Required work: With the pictures left out, write out the records verbatim.

Stored dataset items:
------------

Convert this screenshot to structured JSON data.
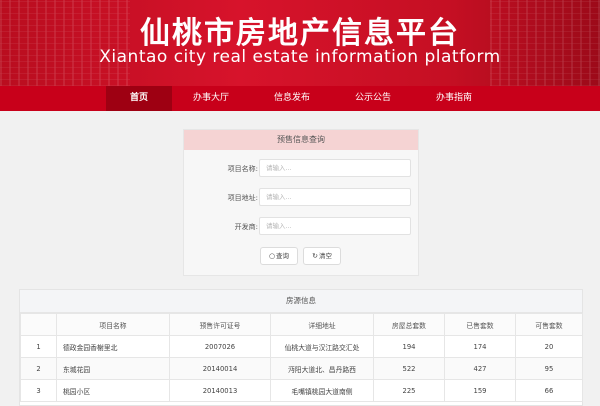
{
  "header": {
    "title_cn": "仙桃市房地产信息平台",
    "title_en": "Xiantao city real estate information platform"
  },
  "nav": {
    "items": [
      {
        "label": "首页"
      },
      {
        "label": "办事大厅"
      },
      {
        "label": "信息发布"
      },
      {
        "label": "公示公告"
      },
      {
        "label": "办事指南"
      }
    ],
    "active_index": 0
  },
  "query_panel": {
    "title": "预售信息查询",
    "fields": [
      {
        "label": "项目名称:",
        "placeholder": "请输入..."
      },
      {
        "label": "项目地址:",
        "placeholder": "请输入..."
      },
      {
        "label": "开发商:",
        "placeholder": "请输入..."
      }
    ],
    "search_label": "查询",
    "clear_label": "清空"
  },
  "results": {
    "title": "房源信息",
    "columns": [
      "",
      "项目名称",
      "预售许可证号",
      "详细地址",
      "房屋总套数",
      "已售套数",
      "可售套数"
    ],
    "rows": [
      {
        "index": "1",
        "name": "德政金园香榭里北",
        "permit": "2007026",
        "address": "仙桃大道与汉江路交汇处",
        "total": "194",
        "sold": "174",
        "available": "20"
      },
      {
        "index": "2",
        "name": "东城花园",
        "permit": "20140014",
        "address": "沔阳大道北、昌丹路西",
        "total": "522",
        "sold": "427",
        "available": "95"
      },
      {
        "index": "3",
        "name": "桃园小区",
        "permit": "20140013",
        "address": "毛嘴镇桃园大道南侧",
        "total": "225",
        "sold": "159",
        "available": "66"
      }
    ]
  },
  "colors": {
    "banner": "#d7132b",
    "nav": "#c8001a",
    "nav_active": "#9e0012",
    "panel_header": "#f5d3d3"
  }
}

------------

Output for this task:
Convert this screenshot to structured JSON data.
{
  "header": {
    "title_cn": "仙桃市房地产信息平台",
    "title_en": "Xiantao city real estate information platform"
  },
  "nav": {
    "items": [
      {
        "label": "首页"
      },
      {
        "label": "办事大厅"
      },
      {
        "label": "信息发布"
      },
      {
        "label": "公示公告"
      },
      {
        "label": "办事指南"
      }
    ],
    "active_index": 0
  },
  "query_panel": {
    "title": "预售信息查询",
    "fields": [
      {
        "label": "项目名称:",
        "placeholder": "请输入..."
      },
      {
        "label": "项目地址:",
        "placeholder": "请输入..."
      },
      {
        "label": "开发商:",
        "placeholder": "请输入..."
      }
    ],
    "search_label": "查询",
    "clear_label": "清空"
  },
  "results": {
    "title": "房源信息",
    "columns": [
      "",
      "项目名称",
      "预售许可证号",
      "详细地址",
      "房屋总套数",
      "已售套数",
      "可售套数"
    ],
    "rows": [
      {
        "index": "1",
        "name": "德政金园香榭里北",
        "permit": "2007026",
        "address": "仙桃大道与汉江路交汇处",
        "total": "194",
        "sold": "174",
        "available": "20"
      },
      {
        "index": "2",
        "name": "东城花园",
        "permit": "20140014",
        "address": "沔阳大道北、昌丹路西",
        "total": "522",
        "sold": "427",
        "available": "95"
      },
      {
        "index": "3",
        "name": "桃园小区",
        "permit": "20140013",
        "address": "毛嘴镇桃园大道南侧",
        "total": "225",
        "sold": "159",
        "available": "66"
      }
    ]
  },
  "colors": {
    "banner": "#d7132b",
    "nav": "#c8001a",
    "nav_active": "#9e0012",
    "panel_header": "#f5d3d3"
  }
}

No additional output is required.